I receive a call saying that E., an Israeli activist who comes here regularly to get information about incidents that need to be reported, will be coming today for a visit. It will be a change I look forward to: I will finally have a conversation in English, after two days of speaking a word at a time and trying to make sense of people’s gestures.

E. comes with a journalist from Ireland that asks me lots of questions while E. talks to the villagers in Arabic. It’s clear that the journalist has no idea what this is about. He even asks me if I am not afraid of being with so many Palestinians on my own. When I overcome the shock his question has left me in and I manage to understand what he is on about I answer: “Look, they venerate us. The only thing that makes me feel unsafe is that outpost there and the settlers that inhabit the three settlements that we can not see”. He doesn’t even know where the settlements are, why they are there or why we are here. But he has not come here to see what these people’s day to day lives are like. He has only come here to take pictures of the proof of the incidents H.’s cousin was talking about before, so he doesn’t even listen to me and he cuts me off to ask what I saw when the settlers burnt the olive trees. I start to tell him that I wasn’t here then, that we can only stay here two or three days at a time but he turns round in the middle of my sentence, already ignoring me.

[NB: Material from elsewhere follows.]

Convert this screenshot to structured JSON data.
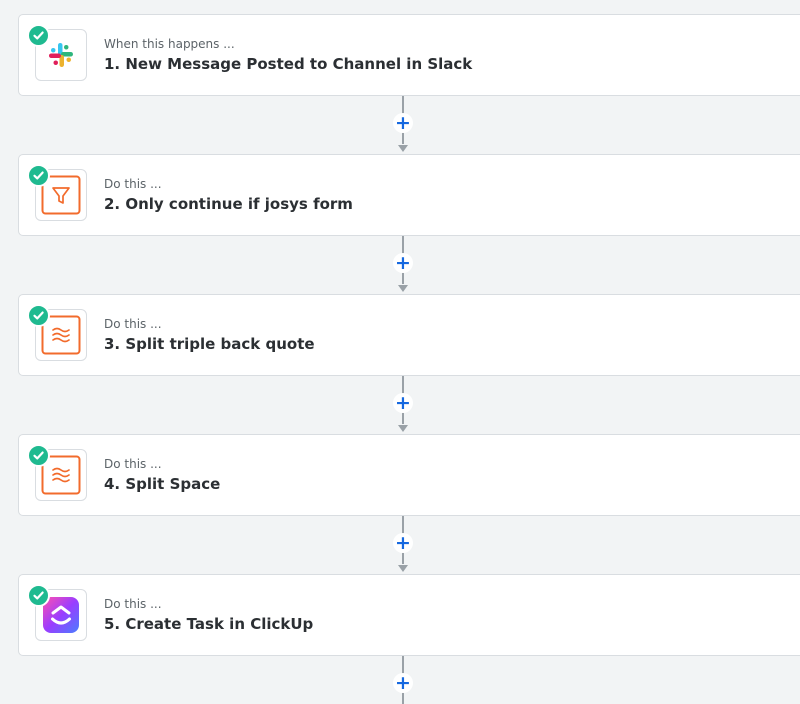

E. takes his journalist to the field where the Israeli settlers have recently burned all the olive trees that were a good part of the village’s livelihood and that’s the end of this week’s visit.